Although I’ve always been interested in documentary filmmaking, I became serious during my corporate filmmaking days where I would produce and direct short pro bono films for corporate clients featuring humanitarian work they were doing to benefit underserved communities.
This included shoots in India showing how a major tech company was implementing educational programs for underserved children in rural villages, or projects showing how innovative artists, photographers and architects approached their practice and art.
#2. – What was your first experience making a documentary film like?
My first independent film was Lessons of Basketball and War – a 56 minute documentary following a year in the life of a small group of Somali refugee middle school girls struggling to put the hostility of war behind them with the help of a dedicated school principal. It was a learning experience for sure. My stock and trade to that point had been 3 – 4 minute marketing films and TV commercials.
With the help of a Kickstarter campaign and volunteer crew, I was able to self-produce the film, get lots of festival exposure and even on-line distribution.
#3. – What have you learned about making a doc film that you wished you’d known before?
Distribution is the easiest and hardest part of the journey. I’m a filmmaker and the process itself is pretty straight forward. The tools keep changing, but pre-production, production and post-production are really not that different from when I began several decades ago. Distribution though is a constantly changing animal.
#4. – What’s a big challenge or hurdle you’ve had to overcome in leading a #doclife?
Today, it’s quite easy to get your film on a streaming service like Amazon, but it’s extremely difficult to actually profit from it. After a disastrous experience with a traditional distributor, I escaped the contract and placed the film on Amazon Prime and Kanopy.
It’s now available to millions around the world – but it’s still up to me to drive that audience to my film since both platforms have massive catalogues. The problem is, my interest and expertise is in telling meaningful stories and not marketing films.
I should add that for smaller niche films like mine, the potential to make back production costs, let alone a profit is quite limited.
#5. – Share a current or most recent project with us.
My experience with the Somali refugees ignited a passion for telling the stories of refugees around the world. My current film is Terror and Hope, The Science of Resilience. I’m now deep into the edit on what will become a 35-40 minute examination on how scientists and humanitarians are working to understand the impact of toxic stress on Syrian refugee children and families.
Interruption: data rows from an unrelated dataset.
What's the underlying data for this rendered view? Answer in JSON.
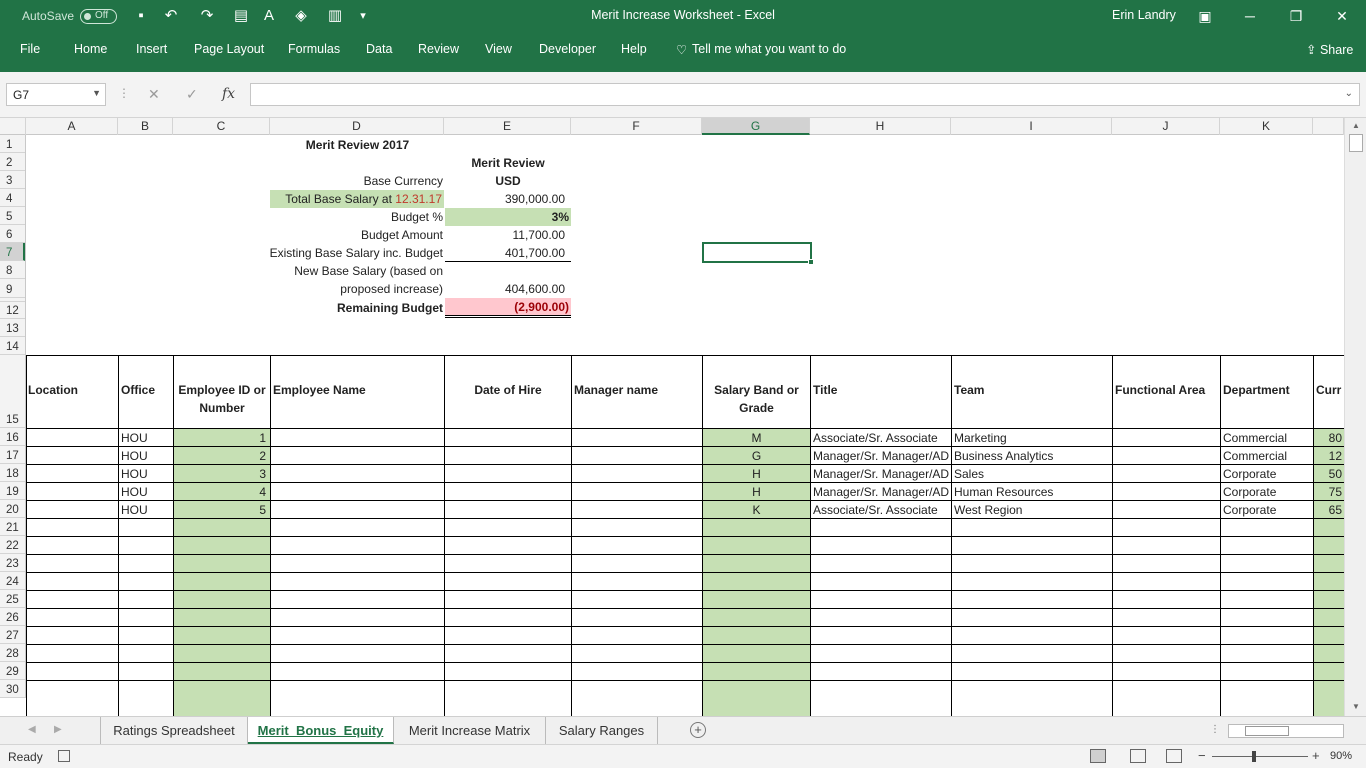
{
  "titlebar": {
    "autosave_label": "AutoSave",
    "autosave_state": "Off",
    "title": "Merit Increase Worksheet  -  Excel",
    "user": "Erin Landry"
  },
  "ribbon": {
    "tabs": [
      "File",
      "Home",
      "Insert",
      "Page Layout",
      "Formulas",
      "Data",
      "Review",
      "View",
      "Developer",
      "Help"
    ],
    "tell_me": "Tell me what you want to do",
    "share": "Share"
  },
  "formula_bar": {
    "name_box": "G7",
    "fx": "fx",
    "formula": ""
  },
  "columns": [
    "A",
    "B",
    "C",
    "D",
    "E",
    "F",
    "G",
    "H",
    "I",
    "J",
    "K",
    ""
  ],
  "rows": [
    "1",
    "2",
    "3",
    "4",
    "5",
    "6",
    "7",
    "8",
    "9",
    "",
    "12",
    "13",
    "14",
    "15",
    "16",
    "17",
    "18",
    "19",
    "20",
    "21",
    "22",
    "23",
    "24",
    "25",
    "26",
    "27",
    "28",
    "29",
    "30"
  ],
  "summary": {
    "title": "Merit Review 2017",
    "merit_review": "Merit Review",
    "base_currency_label": "Base Currency",
    "base_currency": "USD",
    "total_base_label": "Total Base Salary at ",
    "total_base_date": "12.31.17",
    "total_base": "390,000.00",
    "budget_pct_label": "Budget %",
    "budget_pct": "3%",
    "budget_amount_label": "Budget Amount",
    "budget_amount": "11,700.00",
    "existing_label": "Existing Base Salary inc. Budget",
    "existing": "401,700.00",
    "new_base_label_1": "New Base Salary (based on",
    "new_base_label_2": "proposed increase)",
    "new_base": "404,600.00",
    "remaining_label": "Remaining Budget",
    "remaining": "(2,900.00)"
  },
  "table": {
    "headers": {
      "location": "Location",
      "office": "Office",
      "emp_id_1": "Employee ID or",
      "emp_id_2": "Number",
      "emp_name": "Employee Name",
      "hire": "Date of Hire",
      "manager": "Manager name",
      "band_1": "Salary Band or",
      "band_2": "Grade",
      "title": "Title",
      "team": "Team",
      "functional": "Functional Area",
      "department": "Department",
      "current": "Curr"
    },
    "rows": [
      {
        "office": "HOU",
        "id": "1",
        "band": "M",
        "title": "Associate/Sr. Associate",
        "team": "Marketing",
        "dept": "Commercial",
        "curr": "80"
      },
      {
        "office": "HOU",
        "id": "2",
        "band": "G",
        "title": "Manager/Sr. Manager/AD",
        "team": "Business Analytics",
        "dept": "Commercial",
        "curr": "12"
      },
      {
        "office": "HOU",
        "id": "3",
        "band": "H",
        "title": "Manager/Sr. Manager/AD",
        "team": "Sales",
        "dept": "Corporate",
        "curr": "50"
      },
      {
        "office": "HOU",
        "id": "4",
        "band": "H",
        "title": "Manager/Sr. Manager/AD",
        "team": "Human Resources",
        "dept": "Corporate",
        "curr": "75"
      },
      {
        "office": "HOU",
        "id": "5",
        "band": "K",
        "title": "Associate/Sr. Associate",
        "team": "West Region",
        "dept": "Corporate",
        "curr": "65"
      }
    ]
  },
  "sheet_tabs": [
    "Ratings Spreadsheet",
    "Merit_Bonus_Equity",
    "Merit Increase Matrix",
    "Salary Ranges"
  ],
  "active_sheet": "Merit_Bonus_Equity",
  "status": {
    "ready": "Ready",
    "zoom": "90%",
    "zoom_minus": "−",
    "zoom_plus": "+"
  },
  "colors": {
    "accent": "#217346",
    "input_green": "#c6e0b4",
    "negative_pink": "#ffc7ce"
  }
}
In 2017 I traveled to refugee camps and communities in Jordan, working with a wonderful Jordanian cinematographer and sound man, to document the work of researchers from Yale and Hashemite Universities as they try to better understand the psycho-social impact of profound stress on families displaced by the Syrian war.
#6. – What would you like to say to any #doclifer who starting out on their film or who is perhaps struggling to complete their film?
The best advice I can offer to any struggling #doclifer is to just do it.
If I had waited until I was funded to begin work, I would still be dreaming of making a film. The key for me was to just begin working on an idea – letting it become a film – and seeing where it led me.
Sure I applied for grants and in the process months and years were lost as I waited for someone to recognize the value of my project and write me a check. But once I started actually working on the film, the help and even money I needed would somehow come my way.
Both films began as totally self-financed shoots, and if I hadn’t just jumped into the deep end and started shooting without funding, but instead waited for a grant or sponsorship, the films never would have happened.
Also, having the films in the can made it far easier to rally support through two successful Kickstarter campaigns – supplying needed cash at key points in post-production. Having 70 or 80 crowd funding backers also provided a real vote of confidence that my film had value. Since I can wear many hats, (writer/director/editor/camera operator) it became far more realistic to make the film with a minuscule budget and little outside help.